▸ **AIM OF THE TASK**
Take every line from the records below that includes the word "codigo".

________

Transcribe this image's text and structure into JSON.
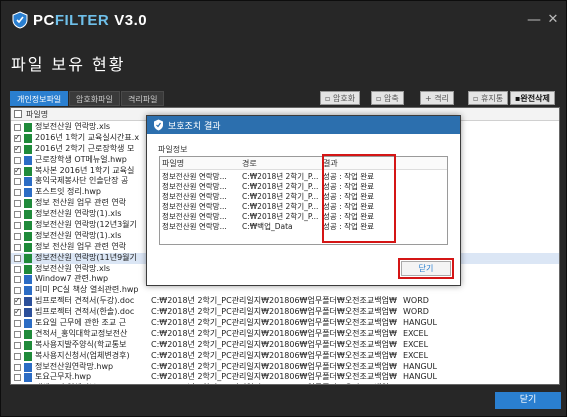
{
  "app": {
    "brand_pc": "PC",
    "brand_filter": "FILTER",
    "version": "V3.0",
    "page_title": "파일 보유 현황",
    "minimize_label": "—",
    "close_label": "✕"
  },
  "tabs": [
    {
      "label": "개인정보파일",
      "active": true
    },
    {
      "label": "암호화파일",
      "active": false
    },
    {
      "label": "격리파일",
      "active": false
    }
  ],
  "toolbar": {
    "encrypt": "암호화",
    "compress": "압축",
    "quarantine": "격리",
    "trash": "휴지통",
    "secure_delete": "완전삭제"
  },
  "list": {
    "header": "파일명",
    "rows": [
      {
        "name": "정보전산원 연락망.xls",
        "path": "",
        "type": "",
        "checked": false,
        "icon": "excel",
        "selected": false
      },
      {
        "name": "2016년 1학기 교육실시간표.x",
        "path": "",
        "type": "",
        "checked": true,
        "icon": "excel",
        "selected": false
      },
      {
        "name": "2016년 2학기 근로장학생 모",
        "path": "",
        "type": "",
        "checked": true,
        "icon": "excel",
        "selected": false
      },
      {
        "name": "근로장학생 OT메뉴얼.hwp",
        "path": "",
        "type": "",
        "checked": false,
        "icon": "hwp",
        "selected": false
      },
      {
        "name": "복사본 2016년 1학기 교육실",
        "path": "",
        "type": "",
        "checked": true,
        "icon": "excel",
        "selected": false
      },
      {
        "name": "홍익국제봉사단 인솔단장 공",
        "path": "",
        "type": "",
        "checked": false,
        "icon": "hwp",
        "selected": false
      },
      {
        "name": "포스트잇 정리.hwp",
        "path": "",
        "type": "",
        "checked": false,
        "icon": "hwp",
        "selected": false
      },
      {
        "name": "정보 전산원 업무 관련 연락",
        "path": "",
        "type": "",
        "checked": false,
        "icon": "excel",
        "selected": false
      },
      {
        "name": "정보전산원 연락망(1).xls",
        "path": "",
        "type": "",
        "checked": false,
        "icon": "excel",
        "selected": false
      },
      {
        "name": "정보전산원 연락망(12년3월기",
        "path": "",
        "type": "",
        "checked": false,
        "icon": "excel",
        "selected": false
      },
      {
        "name": "정보전산원 연락망(1).xls",
        "path": "",
        "type": "",
        "checked": false,
        "icon": "excel",
        "selected": false
      },
      {
        "name": "정보 전산원 업무 관련 연락",
        "path": "",
        "type": "",
        "checked": false,
        "icon": "excel",
        "selected": false
      },
      {
        "name": "정보전산원 연락망(11년9월기",
        "path": "",
        "type": "",
        "checked": false,
        "icon": "excel",
        "selected": true
      },
      {
        "name": "정보전산원 연락망.xls",
        "path": "",
        "type": "",
        "checked": false,
        "icon": "excel",
        "selected": false
      },
      {
        "name": "Window7 관련.hwp",
        "path": "",
        "type": "",
        "checked": false,
        "icon": "hwp",
        "selected": false
      },
      {
        "name": "미미 PC실 책상 열쇠관련.hwp",
        "path": "",
        "type": "",
        "checked": false,
        "icon": "hwp",
        "selected": false
      },
      {
        "name": "빔프로젝터 견적서(두강).doc",
        "path": "C:₩2018년 2학기_PC관리일지₩201806₩업무폴더₩오전조교백업₩",
        "type": "WORD",
        "checked": true,
        "icon": "word",
        "selected": false
      },
      {
        "name": "빔프로젝터 견적서(한솔).doc",
        "path": "C:₩2018년 2학기_PC관리일지₩201806₩업무폴더₩오전조교백업₩",
        "type": "WORD",
        "checked": true,
        "icon": "word",
        "selected": false
      },
      {
        "name": "토요일 근무에 관한 조교 근",
        "path": "C:₩2018년 2학기_PC관리일지₩201806₩업무폴더₩오전조교백업₩",
        "type": "HANGUL",
        "checked": false,
        "icon": "hwp",
        "selected": false
      },
      {
        "name": "견적서_홍익대학교정보전산",
        "path": "C:₩2018년 2학기_PC관리일지₩201806₩업무폴더₩오전조교백업₩",
        "type": "EXCEL",
        "checked": false,
        "icon": "excel",
        "selected": false
      },
      {
        "name": "복사용지발주양식(학교통보",
        "path": "C:₩2018년 2학기_PC관리일지₩201806₩업무폴더₩오전조교백업₩",
        "type": "EXCEL",
        "checked": false,
        "icon": "excel",
        "selected": false
      },
      {
        "name": "복사용지신청서(업체변경후)",
        "path": "C:₩2018년 2학기_PC관리일지₩201806₩업무폴더₩오전조교백업₩",
        "type": "EXCEL",
        "checked": false,
        "icon": "excel",
        "selected": false
      },
      {
        "name": "정보전산원연락망.hwp",
        "path": "C:₩2018년 2학기_PC관리일지₩201806₩업무폴더₩오전조교백업₩",
        "type": "HANGUL",
        "checked": false,
        "icon": "hwp",
        "selected": false
      },
      {
        "name": "토요근무자.hwp",
        "path": "C:₩2018년 2학기_PC관리일지₩201806₩업무폴더₩오전조교백업₩",
        "type": "HANGUL",
        "checked": false,
        "icon": "hwp",
        "selected": false
      },
      {
        "name": "재생토너 업체정보.xls",
        "path": "C:₩2018년 2학기_PC관리일지₩201806₩업무폴더₩오전조교백업₩",
        "type": "EXCEL",
        "checked": false,
        "icon": "excel",
        "selected": false
      }
    ]
  },
  "footer": {
    "close_button": "닫기"
  },
  "modal": {
    "title": "보호조치 결과",
    "subtitle": "파일정보",
    "columns": [
      "파일명",
      "경로",
      "결과"
    ],
    "rows": [
      {
        "name": "정보전산원 연락망...",
        "path": "C:₩2018년 2학기_P...",
        "result": "성공 : 작업 완료"
      },
      {
        "name": "정보전산원 연락망...",
        "path": "C:₩2018년 2학기_P...",
        "result": "성공 : 작업 완료"
      },
      {
        "name": "정보전산원 연락망...",
        "path": "C:₩2018년 2학기_P...",
        "result": "성공 : 작업 완료"
      },
      {
        "name": "정보전산원 연락망...",
        "path": "C:₩2018년 2학기_P...",
        "result": "성공 : 작업 완료"
      },
      {
        "name": "정보전산원 연락망...",
        "path": "C:₩2018년 2학기_P...",
        "result": "성공 : 작업 완료"
      },
      {
        "name": "정보전산원 연락망...",
        "path": "C:₩백업_Data",
        "result": "성공 : 작업 완료"
      }
    ],
    "close_button": "닫기"
  },
  "colors": {
    "accent": "#2a7fd0",
    "highlight": "#d41515",
    "window_bg": "#272727"
  }
}
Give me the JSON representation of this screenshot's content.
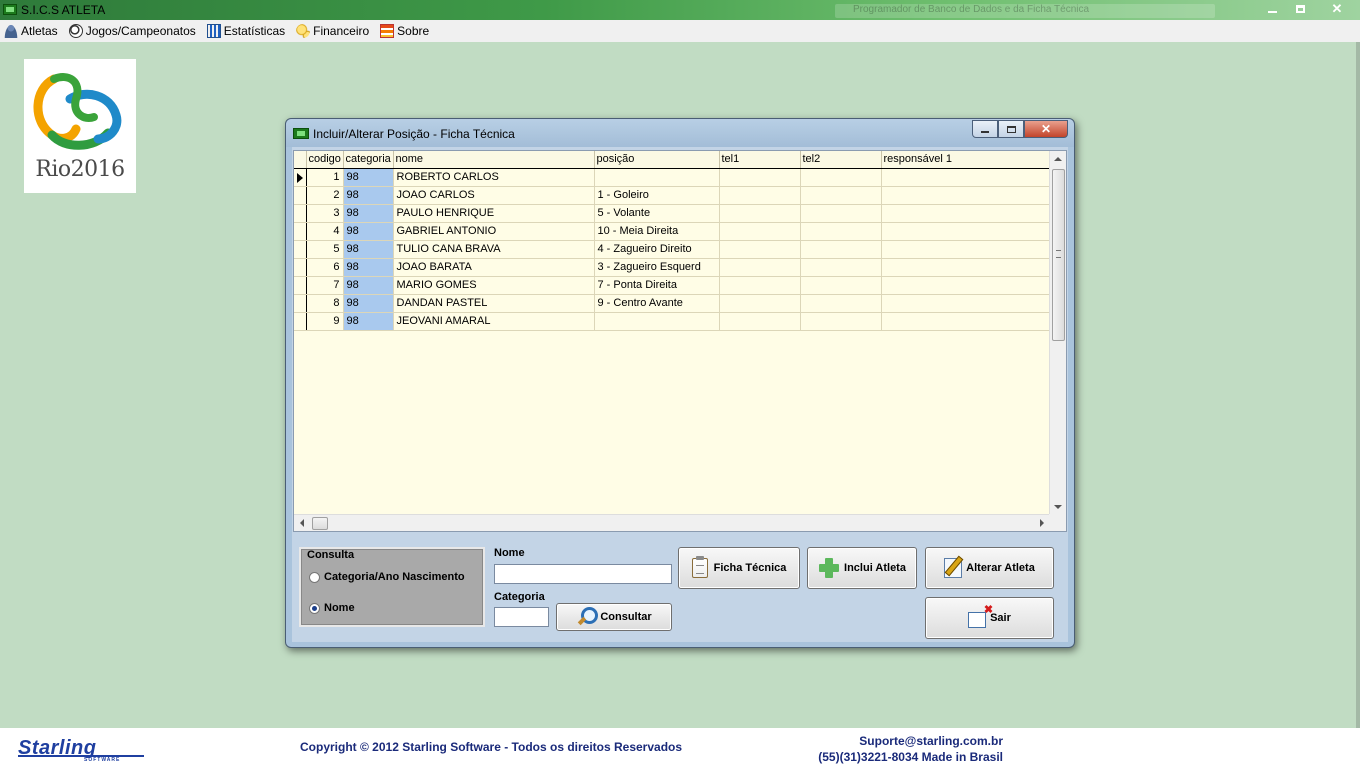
{
  "app": {
    "title": "S.I.C.S ATLETA",
    "background_title": "Programador de Banco de Dados e da Ficha Técnica"
  },
  "menu": [
    {
      "label": "Atletas",
      "icon": "person-icon"
    },
    {
      "label": "Jogos/Campeonatos",
      "icon": "soccer-ball-icon"
    },
    {
      "label": "Estatísticas",
      "icon": "chart-icon"
    },
    {
      "label": "Financeiro",
      "icon": "coins-icon"
    },
    {
      "label": "Sobre",
      "icon": "about-icon"
    }
  ],
  "logo": {
    "text": "Rio2016"
  },
  "dialog": {
    "title": "Incluir/Alterar Posição - Ficha Técnica",
    "grid": {
      "columns": [
        "codigo",
        "categoria",
        "nome",
        "posição",
        "tel1",
        "tel2",
        "responsável 1"
      ],
      "rows": [
        {
          "codigo": "1",
          "categoria": "98",
          "nome": "ROBERTO CARLOS",
          "posicao": "",
          "tel1": "",
          "tel2": "",
          "resp1": ""
        },
        {
          "codigo": "2",
          "categoria": "98",
          "nome": "JOAO CARLOS",
          "posicao": "1 - Goleiro",
          "tel1": "",
          "tel2": "",
          "resp1": ""
        },
        {
          "codigo": "3",
          "categoria": "98",
          "nome": "PAULO HENRIQUE",
          "posicao": "5 - Volante",
          "tel1": "",
          "tel2": "",
          "resp1": ""
        },
        {
          "codigo": "4",
          "categoria": "98",
          "nome": "GABRIEL ANTONIO",
          "posicao": "10 - Meia Direita",
          "tel1": "",
          "tel2": "",
          "resp1": ""
        },
        {
          "codigo": "5",
          "categoria": "98",
          "nome": "TULIO CANA BRAVA",
          "posicao": "4 - Zagueiro Direito",
          "tel1": "",
          "tel2": "",
          "resp1": ""
        },
        {
          "codigo": "6",
          "categoria": "98",
          "nome": "JOAO BARATA",
          "posicao": "3 - Zagueiro Esquerd",
          "tel1": "",
          "tel2": "",
          "resp1": ""
        },
        {
          "codigo": "7",
          "categoria": "98",
          "nome": "MARIO GOMES",
          "posicao": "7 - Ponta Direita",
          "tel1": "",
          "tel2": "",
          "resp1": ""
        },
        {
          "codigo": "8",
          "categoria": "98",
          "nome": "DANDAN PASTEL",
          "posicao": "9 - Centro Avante",
          "tel1": "",
          "tel2": "",
          "resp1": ""
        },
        {
          "codigo": "9",
          "categoria": "98",
          "nome": "JEOVANI AMARAL",
          "posicao": "",
          "tel1": "",
          "tel2": "",
          "resp1": ""
        }
      ],
      "current_row": 0
    },
    "consulta": {
      "legend": "Consulta",
      "options": [
        "Categoria/Ano Nascimento",
        "Nome"
      ],
      "selected": "Nome"
    },
    "nome_label": "Nome",
    "nome_value": "",
    "categoria_label": "Categoria",
    "categoria_value": "",
    "buttons": {
      "consultar": "Consultar",
      "ficha_tecnica": "Ficha Técnica",
      "inclui_atleta": "Inclui Atleta",
      "alterar_atleta": "Alterar Atleta",
      "sair": "Sair"
    }
  },
  "footer": {
    "brand": "Starling",
    "brand_sub": "SOFTWARE",
    "copyright": "Copyright © 2012 Starling Software - Todos os direitos Reservados",
    "support": "Suporte@starling.com.br",
    "phone": "(55)(31)3221-8034 Made in Brasil"
  },
  "colors": {
    "desktop": "#c1dcc3",
    "grid_background": "#fffde6",
    "category_highlight": "#a9c9ee",
    "footer_text": "#1a2a7a"
  }
}
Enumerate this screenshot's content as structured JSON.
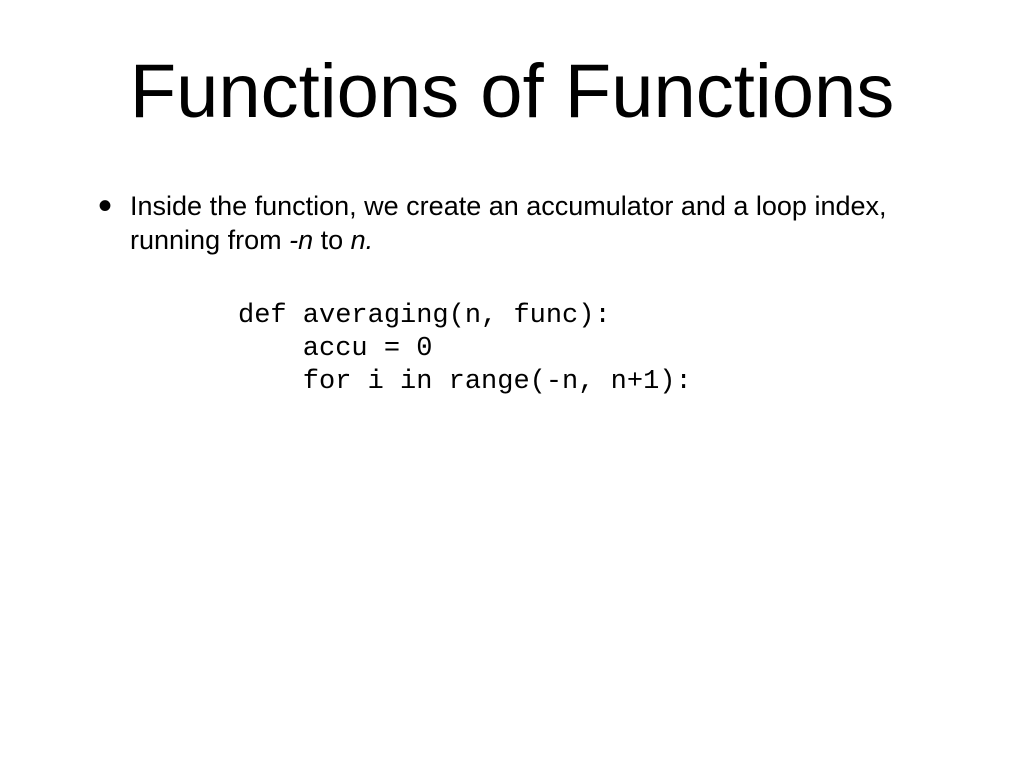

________

▸ **SOLUTION TO THE EXERCISE**
        "codigo",
          "codigo": "1",
          "codigo": "2",
          "codigo": "3",
          "codigo": "4",
          "codigo": "5",
          "codigo": "6",
          "codigo": "7",
          "codigo": "8",
          "codigo": "9",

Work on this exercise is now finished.